§ **GOAL OF THE EXERCISE**: Collect all lines containing the word "title" from the data.

........

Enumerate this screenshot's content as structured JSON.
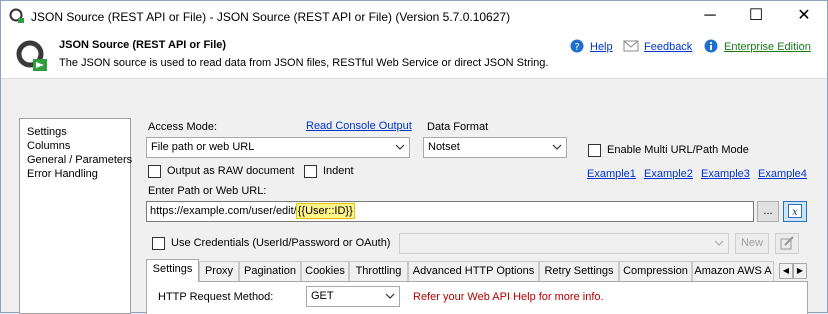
{
  "window": {
    "title": "JSON Source (REST API or File) - JSON Source (REST API or File) (Version 5.7.0.10627)",
    "minimize": "─",
    "maximize": "☐",
    "close": "✕"
  },
  "header": {
    "title": "JSON Source (REST API or File)",
    "description": "The JSON source is used to read data from JSON files, RESTful Web Service or direct JSON String.",
    "help": "Help",
    "feedback": "Feedback",
    "edition": "Enterprise Edition"
  },
  "sidebar": {
    "items": [
      "Settings",
      "Columns",
      "General / Parameters",
      "Error Handling"
    ]
  },
  "form": {
    "access_mode_label": "Access Mode:",
    "read_console_output": "Read Console Output",
    "access_mode_value": "File path or web URL",
    "data_format_label": "Data Format",
    "data_format_value": "Notset",
    "enable_multi_url": "Enable Multi URL/Path Mode",
    "output_raw": "Output as RAW document",
    "indent": "Indent",
    "examples": [
      "Example1",
      "Example2",
      "Example3",
      "Example4"
    ],
    "path_label": "Enter Path or Web URL:",
    "url_prefix": "https://example.com/user/edit/",
    "url_highlight": "{{User::ID}}",
    "browse_button": "...",
    "use_credentials": "Use Credentials (UserId/Password or OAuth)",
    "new_button": "New"
  },
  "tabs": [
    "Settings",
    "Proxy",
    "Pagination",
    "Cookies",
    "Throttling",
    "Advanced HTTP Options",
    "Retry Settings",
    "Compression",
    "Amazon AWS A"
  ],
  "settings": {
    "method_label": "HTTP Request Method:",
    "method_value": "GET",
    "hint": "Refer your Web API Help for more info."
  },
  "colors": {
    "link": "#0033cc",
    "edition": "#1a7a1a",
    "hint": "#b30000",
    "highlight": "#fff58a"
  }
}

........

§ **OUTPUT**:
    "title": "JSON Source (REST API or File) - JSON Source (REST API or File) (Version 5.7.0.10627)",
    "title": "JSON Source (REST API or File)",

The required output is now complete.